Those two short paragraphs are what I was meant to learn today. All the other pieces of armor are protection more readily picked up and put on but shoes and swords are unique. They require more personal attention to become part of what will protect you enough to be ready to reach out to a world of broken people. The shoes are custom “fitted” so you can step out in peace to share the gospel. Your hand picks up the sword that has surgically changed your own heart and mind to become the life-saving “sWord” that reaches beyond your hand to a broken world.
The observance of Advent and Christmas has served it’s purpose. The darkness of night was lit up with the special lights we hung.

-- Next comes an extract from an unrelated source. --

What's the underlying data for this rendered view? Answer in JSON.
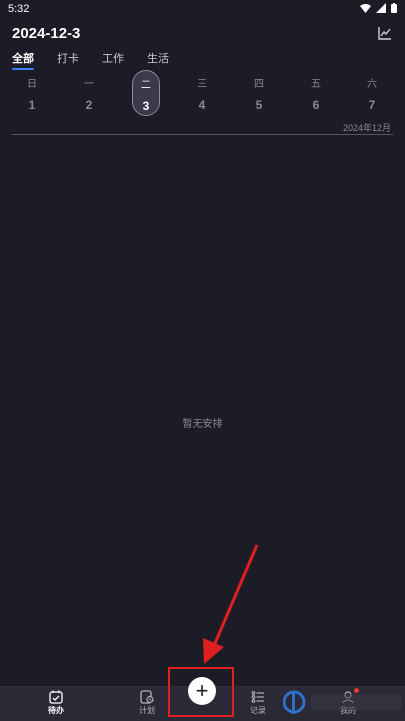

We heard the annual music of bells being rung outside many stores. Those once-a-year cookies were both the taste and the aroma of the season.
It’s complete, but it’s not over.
Everything around us in that season was designed [by God] to reawaken our physical senses. Once again we’ve been stimulated by the external celebration to see for ourselves whether the fullness of these words from Mark 12:30 can become real in us: “Love the Lord your God with all your heart and with all your soul and with all your mind and with all your strength.”
The season is complete, but it’s not over.
These words from I Timothy 3:16 are our challenge now to carry on: “Beyond all question, the mystery from which true godliness springs is great: He appeared in the flesh, was vindicated by the Spirit, was seen by angels, was preached among the nations, was believed on in the world, was taken up in glory.”
We’ve moved beyond the external stimulation of this Christmas season and that long-ago story of God’s intervention to restore “our” broken world. Now it’s become personal; can Jesus, the Christ, restore “my” broken world?
It’s not over, it’s just beginning.